Supplied information -

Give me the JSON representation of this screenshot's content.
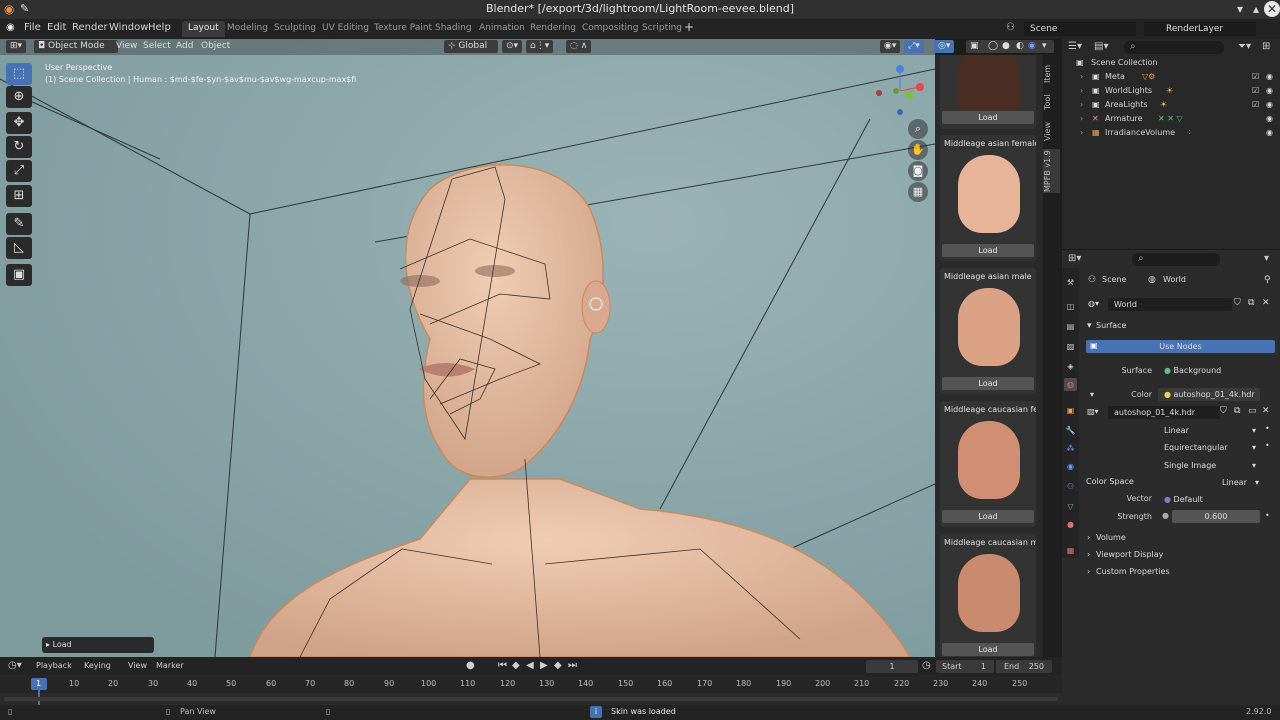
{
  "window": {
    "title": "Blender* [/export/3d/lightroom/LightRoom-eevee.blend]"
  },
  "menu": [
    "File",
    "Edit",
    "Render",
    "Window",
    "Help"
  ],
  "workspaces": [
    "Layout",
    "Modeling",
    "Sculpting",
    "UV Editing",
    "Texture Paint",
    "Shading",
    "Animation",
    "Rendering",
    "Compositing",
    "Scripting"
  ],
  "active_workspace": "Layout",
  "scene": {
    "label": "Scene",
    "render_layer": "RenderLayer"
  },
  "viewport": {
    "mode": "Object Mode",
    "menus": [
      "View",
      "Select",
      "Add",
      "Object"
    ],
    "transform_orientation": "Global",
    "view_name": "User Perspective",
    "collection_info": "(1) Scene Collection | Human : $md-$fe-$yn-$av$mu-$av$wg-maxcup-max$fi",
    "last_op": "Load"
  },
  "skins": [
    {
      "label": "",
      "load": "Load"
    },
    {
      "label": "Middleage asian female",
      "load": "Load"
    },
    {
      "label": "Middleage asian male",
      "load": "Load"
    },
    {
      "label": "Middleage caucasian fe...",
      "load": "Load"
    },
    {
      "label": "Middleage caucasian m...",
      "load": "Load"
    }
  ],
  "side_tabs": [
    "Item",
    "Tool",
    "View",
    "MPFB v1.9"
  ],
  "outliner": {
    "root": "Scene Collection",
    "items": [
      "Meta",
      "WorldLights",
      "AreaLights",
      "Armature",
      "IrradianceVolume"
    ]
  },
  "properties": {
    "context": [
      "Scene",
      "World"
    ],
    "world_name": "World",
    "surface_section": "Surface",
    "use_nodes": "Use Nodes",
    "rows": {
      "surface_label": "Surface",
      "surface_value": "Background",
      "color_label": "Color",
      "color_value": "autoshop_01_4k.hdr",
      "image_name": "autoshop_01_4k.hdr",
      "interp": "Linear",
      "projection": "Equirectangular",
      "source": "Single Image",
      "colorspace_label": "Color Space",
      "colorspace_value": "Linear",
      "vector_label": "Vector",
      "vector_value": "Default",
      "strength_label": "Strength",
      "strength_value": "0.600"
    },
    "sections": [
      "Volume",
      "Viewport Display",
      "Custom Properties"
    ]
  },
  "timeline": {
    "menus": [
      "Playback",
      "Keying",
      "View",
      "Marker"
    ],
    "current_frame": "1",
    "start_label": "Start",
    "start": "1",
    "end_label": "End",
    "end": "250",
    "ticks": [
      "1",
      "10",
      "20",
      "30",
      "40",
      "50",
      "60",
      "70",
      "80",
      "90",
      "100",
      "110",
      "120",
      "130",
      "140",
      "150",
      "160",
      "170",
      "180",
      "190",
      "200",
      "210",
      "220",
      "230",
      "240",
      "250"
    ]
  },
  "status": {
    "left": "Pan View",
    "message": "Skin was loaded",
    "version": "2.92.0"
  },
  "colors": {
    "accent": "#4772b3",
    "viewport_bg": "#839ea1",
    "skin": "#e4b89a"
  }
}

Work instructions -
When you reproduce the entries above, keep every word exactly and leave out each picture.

Answer to this problem -
Give me the JSON representation of this screenshot's content.
{
  "window": {
    "title": "Blender* [/export/3d/lightroom/LightRoom-eevee.blend]"
  },
  "menu": [
    "File",
    "Edit",
    "Render",
    "Window",
    "Help"
  ],
  "workspaces": [
    "Layout",
    "Modeling",
    "Sculpting",
    "UV Editing",
    "Texture Paint",
    "Shading",
    "Animation",
    "Rendering",
    "Compositing",
    "Scripting"
  ],
  "active_workspace": "Layout",
  "scene": {
    "label": "Scene",
    "render_layer": "RenderLayer"
  },
  "viewport": {
    "mode": "Object Mode",
    "menus": [
      "View",
      "Select",
      "Add",
      "Object"
    ],
    "transform_orientation": "Global",
    "view_name": "User Perspective",
    "collection_info": "(1) Scene Collection | Human : $md-$fe-$yn-$av$mu-$av$wg-maxcup-max$fi",
    "last_op": "Load"
  },
  "skins": [
    {
      "label": "",
      "load": "Load"
    },
    {
      "label": "Middleage asian female",
      "load": "Load"
    },
    {
      "label": "Middleage asian male",
      "load": "Load"
    },
    {
      "label": "Middleage caucasian fe...",
      "load": "Load"
    },
    {
      "label": "Middleage caucasian m...",
      "load": "Load"
    }
  ],
  "side_tabs": [
    "Item",
    "Tool",
    "View",
    "MPFB v1.9"
  ],
  "outliner": {
    "root": "Scene Collection",
    "items": [
      "Meta",
      "WorldLights",
      "AreaLights",
      "Armature",
      "IrradianceVolume"
    ]
  },
  "properties": {
    "context": [
      "Scene",
      "World"
    ],
    "world_name": "World",
    "surface_section": "Surface",
    "use_nodes": "Use Nodes",
    "rows": {
      "surface_label": "Surface",
      "surface_value": "Background",
      "color_label": "Color",
      "color_value": "autoshop_01_4k.hdr",
      "image_name": "autoshop_01_4k.hdr",
      "interp": "Linear",
      "projection": "Equirectangular",
      "source": "Single Image",
      "colorspace_label": "Color Space",
      "colorspace_value": "Linear",
      "vector_label": "Vector",
      "vector_value": "Default",
      "strength_label": "Strength",
      "strength_value": "0.600"
    },
    "sections": [
      "Volume",
      "Viewport Display",
      "Custom Properties"
    ]
  },
  "timeline": {
    "menus": [
      "Playback",
      "Keying",
      "View",
      "Marker"
    ],
    "current_frame": "1",
    "start_label": "Start",
    "start": "1",
    "end_label": "End",
    "end": "250",
    "ticks": [
      "1",
      "10",
      "20",
      "30",
      "40",
      "50",
      "60",
      "70",
      "80",
      "90",
      "100",
      "110",
      "120",
      "130",
      "140",
      "150",
      "160",
      "170",
      "180",
      "190",
      "200",
      "210",
      "220",
      "230",
      "240",
      "250"
    ]
  },
  "status": {
    "left": "Pan View",
    "message": "Skin was loaded",
    "version": "2.92.0"
  },
  "colors": {
    "accent": "#4772b3",
    "viewport_bg": "#839ea1",
    "skin": "#e4b89a"
  }
}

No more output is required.